### What is required
Without changing a word, repeat the data, and include no pictures.
[Entries provided — start]
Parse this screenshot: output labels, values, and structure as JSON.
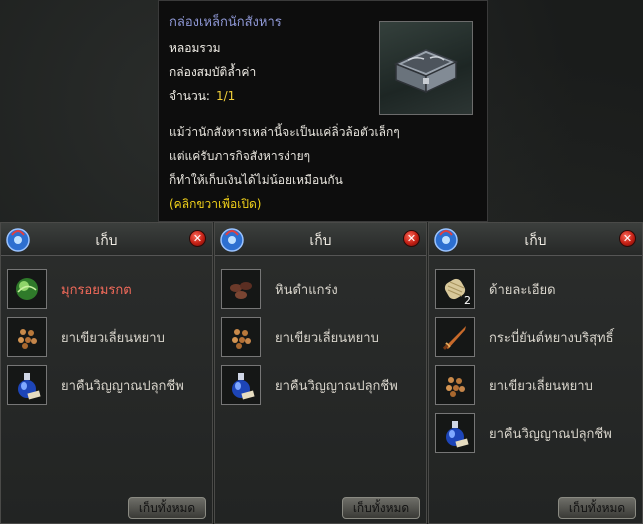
{
  "tooltip": {
    "title": "กล่องเหล็กนักสังหาร",
    "line1": "หลอมรวม",
    "line2": "กล่องสมบัติล้ำค่า",
    "count_label": "จำนวน:",
    "count_value": "1/1",
    "desc1": "แม้ว่านักสังหารเหล่านี้จะเป็นแค่ลิ่วล้อตัวเล็กๆ",
    "desc2": "แต่แค่รับภารกิจสังหารง่ายๆ",
    "desc3": "ก็ทำให้เก็บเงินได้ไม่น้อยเหมือนกัน",
    "hint": "(คลิกขวาเพื่อเปิด)",
    "image_icon": "iron-chest-icon"
  },
  "panels": [
    {
      "title": "เก็บ",
      "take_all": "เก็บทั้งหมด",
      "items": [
        {
          "name": "มุกรอยมรกต",
          "icon": "emerald-pearl-icon",
          "qty": ""
        },
        {
          "name": "ยาเขียวเลี่ยนหยาบ",
          "icon": "pills-icon",
          "qty": ""
        },
        {
          "name": "ยาคืนวิญญาณปลุกชีพ",
          "icon": "blue-potion-icon",
          "qty": ""
        }
      ]
    },
    {
      "title": "เก็บ",
      "take_all": "เก็บทั้งหมด",
      "items": [
        {
          "name": "หินดำแกร่ง",
          "icon": "black-stones-icon",
          "qty": ""
        },
        {
          "name": "ยาเขียวเลี่ยนหยาบ",
          "icon": "pills-icon",
          "qty": ""
        },
        {
          "name": "ยาคืนวิญญาณปลุกชีพ",
          "icon": "blue-potion-icon",
          "qty": ""
        }
      ]
    },
    {
      "title": "เก็บ",
      "take_all": "เก็บทั้งหมด",
      "items": [
        {
          "name": "ด้ายละเอียด",
          "icon": "thread-spool-icon",
          "qty": "2"
        },
        {
          "name": "กระบี่ยันต์หยางบริสุทธิ์",
          "icon": "sword-icon",
          "qty": ""
        },
        {
          "name": "ยาเขียวเลี่ยนหยาบ",
          "icon": "pills-icon",
          "qty": ""
        },
        {
          "name": "ยาคืนวิญญาณปลุกชีพ",
          "icon": "blue-potion-icon",
          "qty": ""
        }
      ]
    }
  ],
  "colors": {
    "item_name_highlight": "#f26a5a",
    "tooltip_title": "#8f98d6",
    "hint": "#f2d21a"
  }
}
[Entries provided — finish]
### Written answer
Parse this screenshot: output labels, values, and structure as JSON.
{
  "tooltip": {
    "title": "กล่องเหล็กนักสังหาร",
    "line1": "หลอมรวม",
    "line2": "กล่องสมบัติล้ำค่า",
    "count_label": "จำนวน:",
    "count_value": "1/1",
    "desc1": "แม้ว่านักสังหารเหล่านี้จะเป็นแค่ลิ่วล้อตัวเล็กๆ",
    "desc2": "แต่แค่รับภารกิจสังหารง่ายๆ",
    "desc3": "ก็ทำให้เก็บเงินได้ไม่น้อยเหมือนกัน",
    "hint": "(คลิกขวาเพื่อเปิด)",
    "image_icon": "iron-chest-icon"
  },
  "panels": [
    {
      "title": "เก็บ",
      "take_all": "เก็บทั้งหมด",
      "items": [
        {
          "name": "มุกรอยมรกต",
          "icon": "emerald-pearl-icon",
          "qty": ""
        },
        {
          "name": "ยาเขียวเลี่ยนหยาบ",
          "icon": "pills-icon",
          "qty": ""
        },
        {
          "name": "ยาคืนวิญญาณปลุกชีพ",
          "icon": "blue-potion-icon",
          "qty": ""
        }
      ]
    },
    {
      "title": "เก็บ",
      "take_all": "เก็บทั้งหมด",
      "items": [
        {
          "name": "หินดำแกร่ง",
          "icon": "black-stones-icon",
          "qty": ""
        },
        {
          "name": "ยาเขียวเลี่ยนหยาบ",
          "icon": "pills-icon",
          "qty": ""
        },
        {
          "name": "ยาคืนวิญญาณปลุกชีพ",
          "icon": "blue-potion-icon",
          "qty": ""
        }
      ]
    },
    {
      "title": "เก็บ",
      "take_all": "เก็บทั้งหมด",
      "items": [
        {
          "name": "ด้ายละเอียด",
          "icon": "thread-spool-icon",
          "qty": "2"
        },
        {
          "name": "กระบี่ยันต์หยางบริสุทธิ์",
          "icon": "sword-icon",
          "qty": ""
        },
        {
          "name": "ยาเขียวเลี่ยนหยาบ",
          "icon": "pills-icon",
          "qty": ""
        },
        {
          "name": "ยาคืนวิญญาณปลุกชีพ",
          "icon": "blue-potion-icon",
          "qty": ""
        }
      ]
    }
  ],
  "colors": {
    "item_name_highlight": "#f26a5a",
    "tooltip_title": "#8f98d6",
    "hint": "#f2d21a"
  }
}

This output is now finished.